Guys, things are stressful out there. Unless you’re in a coma—then you might be able to relax. Maybe not. I don’t know, I’ve never been in a coma. Perhaps being in a coma is very stressful. For those of us relegated to a life of horrifying consciousness, though, it’s a real shit show—especially if you are compassionate, or have something like a conscience. Whether it’s a natural disaster (which I firmly believe we are experiencing at a much higher rate due to all the man-induced damage, because science, and really, when it seems like each successive event is the worst of its kind, how can you argue against?), or the daily, often hourly what-the-fuck moments handed down from governments regional, national, and international, it seems impossible to complete one reflection on how to positively impact/change/resist one situation before being forced to react to the next.
How do you cope?
Sometimes, you have to shut the world off, or risk being overwhelmed. Sometimes, you need a little break. Sometimes, despite the heat, you need a warm blanket of an album to soothe your frayed and frazzled nerves. For me, one of those albums is Some Fantastic Place. Released by Squeeze in 1993 (nearly 25 years ago!), Some Fantastic Place came at a time in the band’s career where they were being largely ignored commercially, and only about five years out from calling it quits for a second time (the first being back in 1982—I could go on and on about this band if anyone’s curious…anyone?), which is a shame, because they were making some of the best music of their career, and SFP is often considered by fans (myself included) to be the third in a trio of albums (preceded by Frank (1989) and Play (1991)) that showcase the band at the height of their abilities both in the lyrics of Chris Difford and the music (and voice and guitar) of Glenn Tilbrook. The album that followed, Ridiculous (1995), is pretty good, though not as consistent in my opinion, and the last album of Squeeze’s second coming, Domino (1998), has some great moments, but is one I really only suggest to completists. If you’re still with me at this point, there is a third act to Squeeze, and the first album to come out of it, Cradle to the Grave (2015), is a very fine return (essentially a soundtrack to a TV show for the BBC that I have not seen, the album reminds me a lot of Kinks albums like Arthur or Lola Versus Powerman that had a very definite throughline—an almost Broadway musical-like quality), and their new album, The Knowledge, is due out this fall (if you couldn’t guess, I’m very excited).

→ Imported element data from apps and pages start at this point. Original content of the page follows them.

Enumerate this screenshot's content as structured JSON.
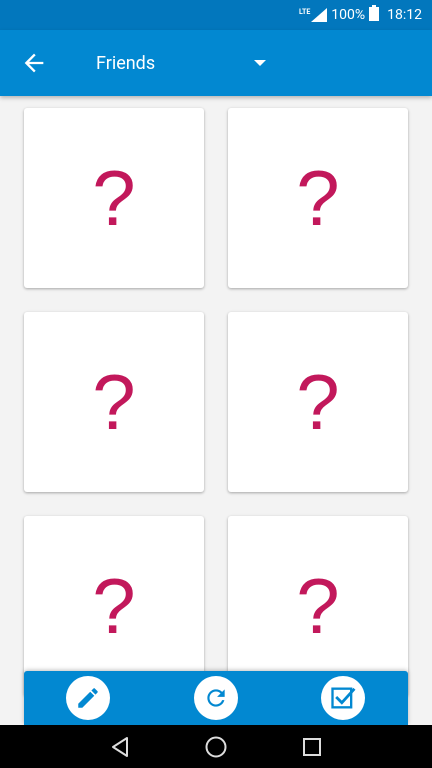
{
  "status_bar": {
    "network": "LTE",
    "battery": "100%",
    "time": "18:12"
  },
  "app_bar": {
    "title": "Friends"
  },
  "cards": [
    {
      "symbol": "?"
    },
    {
      "symbol": "?"
    },
    {
      "symbol": "?"
    },
    {
      "symbol": "?"
    },
    {
      "symbol": "?"
    },
    {
      "symbol": "?"
    }
  ],
  "bottom_actions": [
    "edit-icon",
    "refresh-icon",
    "checkbox-icon"
  ],
  "nav": [
    "back",
    "home",
    "recents"
  ],
  "colors": {
    "primary": "#0288d1",
    "primary_dark": "#0277bd",
    "accent": "#c2185b",
    "background": "#f3f3f3"
  }
}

Why am I going on and on about Squeeze right now? Especially recommending an album that came out roughly a quarter century ago? Do I need a reason? This is what I do in times of stress that isn’t drinking excessively (thankfully something I’ve managed to break the habit of), compulsive eating, or just checking out completely. We’ve got to stay engaged, and for me, this means taking a step back every once in awhile, listening to a favorite album, and trying to play along to and master Glenn Tilbrook’s riff on “Third Rail” (read: cursing and failing). What do you do? How do you manage? I’m genuinely curious.
This week’s Limited Engagement features four of the five members of The SunPunchers: Betsy Ganz, Jon Rauhouse, Serena Fonze, and Dominic Armstrong (Lindsay Cates was not in attendance). These four fantastic musicians crammed their gear into our front room, played two gorgeous songs (“Hold You Now” and “Sodium Pentothal Blues”), then sat and talked to me for about an hour or so. Have I ever mentioned how much I love having musicians on the show? If I haven’t, you should know that it is a tremendous amount. You can get The SunPuncher’s EP, Honey, on their website, and their first full length album, Levity (which is one of my favorite albums of 2017 thus far), is available on Bandcamp, or you can pick up a copy locally over at Stinkweeds.